So you’re looking for a VPN but don’t know what to you need? In this article we want to help you to understand the differences between services.
You may need a VPN to…
1. Protect Yourself While Using Public WiFi Hotspots With Your Laptop Or Smartphone?
Your Choice: Most services will do, since every VPN provider is offering encryption and decent speeds for surfing the net or watching streams. Click on “VPN For Hotspots / WiFi” on the top of this site for a list of services up for the job.
Businessman, people that travel a lot or use WiFi hotspots a lot for any other reason are often concerned about security, and rightly so. While using them you may sending data unencrypted, open for every malicious person connected to it, which leads to private emails being read, passwords being phished and your personal data being missused, causing great personal and financial damage.

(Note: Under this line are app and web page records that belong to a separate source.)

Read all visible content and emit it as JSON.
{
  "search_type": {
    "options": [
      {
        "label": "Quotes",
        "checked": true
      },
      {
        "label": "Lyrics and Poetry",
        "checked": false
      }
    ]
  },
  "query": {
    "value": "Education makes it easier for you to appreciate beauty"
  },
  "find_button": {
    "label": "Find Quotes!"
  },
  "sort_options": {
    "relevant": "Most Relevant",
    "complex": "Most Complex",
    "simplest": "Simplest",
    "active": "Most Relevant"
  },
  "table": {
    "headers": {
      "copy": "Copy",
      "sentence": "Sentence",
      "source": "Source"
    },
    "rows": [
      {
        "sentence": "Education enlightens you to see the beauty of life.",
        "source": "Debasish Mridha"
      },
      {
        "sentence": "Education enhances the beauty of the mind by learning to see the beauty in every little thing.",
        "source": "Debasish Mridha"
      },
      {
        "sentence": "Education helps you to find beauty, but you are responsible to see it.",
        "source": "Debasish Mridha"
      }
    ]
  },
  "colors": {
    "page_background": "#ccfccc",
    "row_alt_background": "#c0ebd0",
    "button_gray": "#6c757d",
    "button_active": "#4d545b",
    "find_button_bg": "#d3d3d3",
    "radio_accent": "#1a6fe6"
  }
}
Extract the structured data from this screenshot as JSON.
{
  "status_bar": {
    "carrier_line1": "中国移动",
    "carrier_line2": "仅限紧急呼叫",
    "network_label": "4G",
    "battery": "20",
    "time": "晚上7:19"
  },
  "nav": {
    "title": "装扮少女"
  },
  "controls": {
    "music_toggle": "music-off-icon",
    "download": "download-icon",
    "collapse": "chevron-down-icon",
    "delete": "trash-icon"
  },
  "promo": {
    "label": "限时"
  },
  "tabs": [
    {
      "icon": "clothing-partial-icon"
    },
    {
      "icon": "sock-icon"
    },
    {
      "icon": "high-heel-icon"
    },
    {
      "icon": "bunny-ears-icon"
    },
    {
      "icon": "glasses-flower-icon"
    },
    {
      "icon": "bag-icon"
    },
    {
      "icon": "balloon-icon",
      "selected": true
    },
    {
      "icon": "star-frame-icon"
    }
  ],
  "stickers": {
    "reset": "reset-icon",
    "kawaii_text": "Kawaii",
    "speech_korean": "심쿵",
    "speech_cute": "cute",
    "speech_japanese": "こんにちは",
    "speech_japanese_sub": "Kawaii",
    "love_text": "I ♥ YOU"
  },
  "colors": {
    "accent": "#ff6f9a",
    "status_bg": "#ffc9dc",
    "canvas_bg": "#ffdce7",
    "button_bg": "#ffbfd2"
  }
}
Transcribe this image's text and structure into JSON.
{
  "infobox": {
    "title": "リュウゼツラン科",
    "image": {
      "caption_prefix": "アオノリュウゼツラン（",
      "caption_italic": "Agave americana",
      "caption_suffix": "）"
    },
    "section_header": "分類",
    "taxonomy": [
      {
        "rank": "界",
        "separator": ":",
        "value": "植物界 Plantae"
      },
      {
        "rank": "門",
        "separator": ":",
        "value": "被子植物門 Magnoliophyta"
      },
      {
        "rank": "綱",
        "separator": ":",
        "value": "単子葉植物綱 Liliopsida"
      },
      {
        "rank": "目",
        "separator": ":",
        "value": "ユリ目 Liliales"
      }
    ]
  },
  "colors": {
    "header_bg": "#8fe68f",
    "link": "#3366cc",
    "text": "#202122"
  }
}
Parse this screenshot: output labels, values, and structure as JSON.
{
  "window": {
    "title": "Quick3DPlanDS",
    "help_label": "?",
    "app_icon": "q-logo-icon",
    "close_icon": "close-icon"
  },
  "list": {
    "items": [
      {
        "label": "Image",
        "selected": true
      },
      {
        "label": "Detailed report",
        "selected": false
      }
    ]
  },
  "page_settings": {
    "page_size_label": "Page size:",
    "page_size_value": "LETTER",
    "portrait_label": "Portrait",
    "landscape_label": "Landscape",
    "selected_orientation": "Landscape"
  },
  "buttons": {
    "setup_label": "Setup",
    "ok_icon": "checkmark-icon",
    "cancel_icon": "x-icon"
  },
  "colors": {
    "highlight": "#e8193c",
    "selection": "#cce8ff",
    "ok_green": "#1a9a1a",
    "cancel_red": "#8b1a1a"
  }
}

What you need is a service that encrypts all traffic coming from and going to your computer. Also it should be fast enough to not slow down your connection. Additionally, smartphone users need support for the PPTP protocol or a special app.
2. Watch Streams On Sites Like Hulu.com or BBC iPlayer Or Access Sites Restricting Visits From Certain Geographical Locations
Your ideal VPN service has servers in the location you need to fake being in, which is the US or GB in most cases. Also the connection has to be fast enough to stream videos. You can find a list of these services on our page “VPN For Streams”
3. Use Filesharing Programs Such As BitTorrent, eMule, Shareaza Or Others Securely
You need a service that allows P2P protocols and doesn’t give you away. Ideally, it shouldn’t keep any IP logs, but this is not a necessity. Look at our page “VPN For Filesharing” for a list of VPNs used by many filesharers to be anonymous.
Using peer-2-peer applications to download movies, music, games, programs or other files has become quite unsecure ever since the copyright mafia started spying the networks for so called “illegal” downloading and providers sending “warning letters” to users. No matter that these tracing programs have been proven to generate false positives and therefore suing the pants off of completely innocent persons, courts are under the delusion that this is “evidence” and act upon it. So you need protection.
The industries surveillance programs log into the filesharing networks and act as peers, logging the IP of everyone who interacts with them. So to be anonymous you need to exchange your own IP address with another one.
All VPN services offer that, but it is not nearly enough. What if your identity is logged by the service and then revealed to a third party when requested by a court? It is essential that your anonymity provider doesn’t give you away.
On top of that speed matters, of course, as well as other features that prevent the VPN connection to break and data leaks.
Fortunately some services were made with filesharers in mind, just look at our comparison page.